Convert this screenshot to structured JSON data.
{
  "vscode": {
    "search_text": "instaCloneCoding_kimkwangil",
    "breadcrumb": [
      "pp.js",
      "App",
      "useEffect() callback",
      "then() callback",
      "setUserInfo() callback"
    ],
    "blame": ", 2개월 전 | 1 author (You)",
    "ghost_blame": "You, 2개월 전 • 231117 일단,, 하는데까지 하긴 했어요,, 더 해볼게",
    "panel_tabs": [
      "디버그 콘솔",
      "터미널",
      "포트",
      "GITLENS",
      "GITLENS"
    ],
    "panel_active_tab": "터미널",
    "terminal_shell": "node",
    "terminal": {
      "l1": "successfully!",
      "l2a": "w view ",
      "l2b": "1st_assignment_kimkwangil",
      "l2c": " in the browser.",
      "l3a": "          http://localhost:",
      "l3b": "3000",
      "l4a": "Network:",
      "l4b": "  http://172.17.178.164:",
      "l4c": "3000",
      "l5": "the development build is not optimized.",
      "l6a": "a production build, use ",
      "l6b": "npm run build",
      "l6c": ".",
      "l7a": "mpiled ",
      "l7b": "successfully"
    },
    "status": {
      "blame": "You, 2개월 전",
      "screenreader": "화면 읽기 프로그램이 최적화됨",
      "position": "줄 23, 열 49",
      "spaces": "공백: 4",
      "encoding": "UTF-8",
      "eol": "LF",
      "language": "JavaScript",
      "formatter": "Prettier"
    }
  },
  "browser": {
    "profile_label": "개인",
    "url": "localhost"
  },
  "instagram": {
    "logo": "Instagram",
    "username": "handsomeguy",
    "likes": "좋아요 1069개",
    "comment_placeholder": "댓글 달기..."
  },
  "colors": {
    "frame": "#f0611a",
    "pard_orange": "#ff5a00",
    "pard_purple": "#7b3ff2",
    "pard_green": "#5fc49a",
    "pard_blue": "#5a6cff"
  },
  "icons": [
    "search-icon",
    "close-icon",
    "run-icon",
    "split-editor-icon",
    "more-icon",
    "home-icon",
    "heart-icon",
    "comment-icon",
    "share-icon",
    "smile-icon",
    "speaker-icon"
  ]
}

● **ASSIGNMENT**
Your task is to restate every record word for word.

● **EXPECTED ANSWER**
Convert this screenshot to structured JSON data.
{
  "vscode": {
    "search_text": "instaCloneCoding_kimkwangil",
    "breadcrumb": [
      "pp.js",
      "App",
      "useEffect() callback",
      "then() callback",
      "setUserInfo() callback"
    ],
    "blame": ", 2개월 전 | 1 author (You)",
    "ghost_blame": "You, 2개월 전 • 231117 일단,, 하는데까지 하긴 했어요,, 더 해볼게",
    "panel_tabs": [
      "디버그 콘솔",
      "터미널",
      "포트",
      "GITLENS",
      "GITLENS"
    ],
    "panel_active_tab": "터미널",
    "terminal_shell": "node",
    "terminal": {
      "l1": "successfully!",
      "l2a": "w view ",
      "l2b": "1st_assignment_kimkwangil",
      "l2c": " in the browser.",
      "l3a": "          http://localhost:",
      "l3b": "3000",
      "l4a": "Network:",
      "l4b": "  http://172.17.178.164:",
      "l4c": "3000",
      "l5": "the development build is not optimized.",
      "l6a": "a production build, use ",
      "l6b": "npm run build",
      "l6c": ".",
      "l7a": "mpiled ",
      "l7b": "successfully"
    },
    "status": {
      "blame": "You, 2개월 전",
      "screenreader": "화면 읽기 프로그램이 최적화됨",
      "position": "줄 23, 열 49",
      "spaces": "공백: 4",
      "encoding": "UTF-8",
      "eol": "LF",
      "language": "JavaScript",
      "formatter": "Prettier"
    }
  },
  "browser": {
    "profile_label": "개인",
    "url": "localhost"
  },
  "instagram": {
    "logo": "Instagram",
    "username": "handsomeguy",
    "likes": "좋아요 1069개",
    "comment_placeholder": "댓글 달기..."
  },
  "colors": {
    "frame": "#f0611a",
    "pard_orange": "#ff5a00",
    "pard_purple": "#7b3ff2",
    "pard_green": "#5fc49a",
    "pard_blue": "#5a6cff"
  },
  "icons": [
    "search-icon",
    "close-icon",
    "run-icon",
    "split-editor-icon",
    "more-icon",
    "home-icon",
    "heart-icon",
    "comment-icon",
    "share-icon",
    "smile-icon",
    "speaker-icon"
  ]
}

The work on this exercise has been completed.